Points to consider while choosing the best MTB Brakes:
- Choosing the right type of brake
- Type of riding
- Size of the rotor
- Brake pads
- Compatible with components
- Mounts for the frame and the fork
- Size of the rotor
- Rotors and Calipers
Choosing The Right Type of Brake:
Best MTB disc brakes generally fall into two major categories, namely mechanical and hydraulic brakes. Both the systems have their own merits and hydraulic brakes are quite popular and best for most of the riders. Hydraulic brakes are costly and complex, they are fast, reliable, have great modulation and control. They also exert the best stopping force.
Type of Riding:
Brakes for mountain bikes are different and suits different styles of riding. Most of the bikes can sort into two major groups for brake recommendations. The first type of riding is trail riding, that includes cross country and is mostly light-duty mountain bikes. They are ideal to ride on man-made trails and on a single track. The next is the downhill style of riding that demands bikes that ride on fast descents and steep inclines.
Size of The Rotor:
The size of the rotor depends on the size and weight of the rider and their riding style. Rotors are generally of three common sizes, namely 160, 180 or 230 mm. majority of the trail riders pick up 160 mm rotors whereas downhill riders take up 203 mm rotor for their best stopping power. The 180 mm rotor is an excellent compromise pick that is perfect for heavy riders and for anyone who needs additional stopping power on their bike.
Brake pads of MTB bikes generally are of three major varieties, organic, metallic and semi-metallic.
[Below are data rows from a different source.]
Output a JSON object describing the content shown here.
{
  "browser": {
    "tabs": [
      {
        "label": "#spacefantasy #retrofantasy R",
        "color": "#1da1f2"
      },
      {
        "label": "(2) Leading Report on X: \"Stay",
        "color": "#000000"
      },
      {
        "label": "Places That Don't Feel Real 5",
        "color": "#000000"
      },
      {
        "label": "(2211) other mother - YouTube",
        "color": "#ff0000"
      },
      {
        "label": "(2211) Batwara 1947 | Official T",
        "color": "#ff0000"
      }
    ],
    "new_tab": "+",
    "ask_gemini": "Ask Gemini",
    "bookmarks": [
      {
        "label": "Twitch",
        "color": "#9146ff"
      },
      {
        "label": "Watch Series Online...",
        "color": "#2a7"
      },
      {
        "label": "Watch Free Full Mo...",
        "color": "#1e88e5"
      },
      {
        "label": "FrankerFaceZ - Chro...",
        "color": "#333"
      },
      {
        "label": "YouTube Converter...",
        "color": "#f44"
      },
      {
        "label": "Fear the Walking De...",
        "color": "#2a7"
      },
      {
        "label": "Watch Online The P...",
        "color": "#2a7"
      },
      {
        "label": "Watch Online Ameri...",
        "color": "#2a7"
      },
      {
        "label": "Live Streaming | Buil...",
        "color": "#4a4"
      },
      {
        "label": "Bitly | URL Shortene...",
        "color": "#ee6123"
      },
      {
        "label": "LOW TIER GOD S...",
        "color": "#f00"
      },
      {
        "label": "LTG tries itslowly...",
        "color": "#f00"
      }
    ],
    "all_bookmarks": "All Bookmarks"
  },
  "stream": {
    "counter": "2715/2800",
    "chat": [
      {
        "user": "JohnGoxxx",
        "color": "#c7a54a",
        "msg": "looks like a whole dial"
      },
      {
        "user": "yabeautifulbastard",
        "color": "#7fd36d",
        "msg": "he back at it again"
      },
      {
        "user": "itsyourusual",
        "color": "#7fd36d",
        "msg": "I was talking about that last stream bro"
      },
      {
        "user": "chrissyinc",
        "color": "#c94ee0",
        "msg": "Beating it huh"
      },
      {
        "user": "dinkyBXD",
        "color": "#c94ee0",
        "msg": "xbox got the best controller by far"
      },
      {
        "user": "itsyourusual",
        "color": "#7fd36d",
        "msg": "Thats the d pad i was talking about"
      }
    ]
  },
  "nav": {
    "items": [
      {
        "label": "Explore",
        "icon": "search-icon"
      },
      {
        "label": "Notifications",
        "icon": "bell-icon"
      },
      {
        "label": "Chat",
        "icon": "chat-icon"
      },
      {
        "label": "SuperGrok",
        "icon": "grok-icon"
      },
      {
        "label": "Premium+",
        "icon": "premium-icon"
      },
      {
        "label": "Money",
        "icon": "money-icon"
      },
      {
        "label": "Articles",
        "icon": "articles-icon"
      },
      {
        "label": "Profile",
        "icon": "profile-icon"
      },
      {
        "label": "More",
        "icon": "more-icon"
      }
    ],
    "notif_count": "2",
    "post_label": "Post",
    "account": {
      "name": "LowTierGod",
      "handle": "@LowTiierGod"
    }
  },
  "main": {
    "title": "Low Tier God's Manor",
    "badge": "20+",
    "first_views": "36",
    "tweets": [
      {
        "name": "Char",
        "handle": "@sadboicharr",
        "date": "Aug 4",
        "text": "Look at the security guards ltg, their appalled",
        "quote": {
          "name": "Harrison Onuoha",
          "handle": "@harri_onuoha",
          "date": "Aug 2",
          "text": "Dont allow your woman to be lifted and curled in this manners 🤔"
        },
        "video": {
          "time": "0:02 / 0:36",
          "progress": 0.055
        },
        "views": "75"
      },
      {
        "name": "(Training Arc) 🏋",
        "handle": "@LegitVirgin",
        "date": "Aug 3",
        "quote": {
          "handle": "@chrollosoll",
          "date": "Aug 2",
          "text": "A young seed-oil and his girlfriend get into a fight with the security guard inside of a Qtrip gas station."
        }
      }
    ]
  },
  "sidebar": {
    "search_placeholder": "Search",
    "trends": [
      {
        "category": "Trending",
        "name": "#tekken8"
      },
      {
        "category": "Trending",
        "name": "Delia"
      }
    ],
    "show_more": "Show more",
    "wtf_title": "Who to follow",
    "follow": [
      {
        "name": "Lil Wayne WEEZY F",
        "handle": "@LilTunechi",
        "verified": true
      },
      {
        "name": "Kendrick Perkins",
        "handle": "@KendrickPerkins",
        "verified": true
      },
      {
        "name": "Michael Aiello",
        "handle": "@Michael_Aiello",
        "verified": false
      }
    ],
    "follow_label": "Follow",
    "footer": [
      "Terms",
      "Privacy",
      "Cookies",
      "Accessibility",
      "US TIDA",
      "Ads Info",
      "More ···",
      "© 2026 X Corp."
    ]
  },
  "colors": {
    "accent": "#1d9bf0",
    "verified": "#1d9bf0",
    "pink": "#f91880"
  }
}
- Organic pads: These pads are a mixture of natural materials such as fiber, rubber, glass, and heat resistant resin that binds them together. These pads do not get as hot as metal pads and offer excellent modulation, making them an ideal choice. These are not a good choice for downhill riding and for inclement weather riders as they wear out quickly in wet conditions. They are also prone to failing at high temperatures.
- Semi-metallic pads: These are the most common brake pads and afford a decent stopping power. They also last longer than organic pads.
- Metallic pads: These pads are less effective and also heat up. They make up an ideal downhill brake pad, and they tend to make more noise than organic pads. But they are hard wearing and are also extremely durable.
Compatible with Components:
This is the trickiest and the easiest aspect of selecting an MTB bike. It is good that riders check the sizing, mount types, ride feel, preference, and other specifications before choosing the most ideal MTB bike.
Mounts for the Frame and The Fork:
This is an important concern for a few riders. The international standard and the post mount are the two different standards when it comes to mounts. Some of the frames use IS on their rear and Post Mount on the front. But with the help of adapters, it is possible to use most of the brakes in the majority of the bikes.
Size of The Rotor:
Disc brakes work by applying friction to the rotor on the wheel. They also require specific wheels that are built for the rotors. The most common standard for wheel and rotor mounting is the International Standard. Some of the manufacturers also use a proprietary system for rotors that could be little costly and also restricts the rotor selection procedure.
Rotors and Calipers:
It is important to choose an MTB bike that gets compatible with the rotor and the caliper in both the diameter and the width. After deciding on the rotor size, check the calipers and ensure that they accommodate the rotor. Though compatibility is an important factor in choosing MTB brakes, bikers have to remember that adapters and converters exist for most parts and standards and generally come as add-on products.
Every Mountain biker should learn the importance of having good brakes with their MTB bikes. Having an excellent brake will not only improve the stopping time but also the extent of control that one has over their bike. We hope our guide helps you to choose the best MTB brake for your all-terrain driving experience.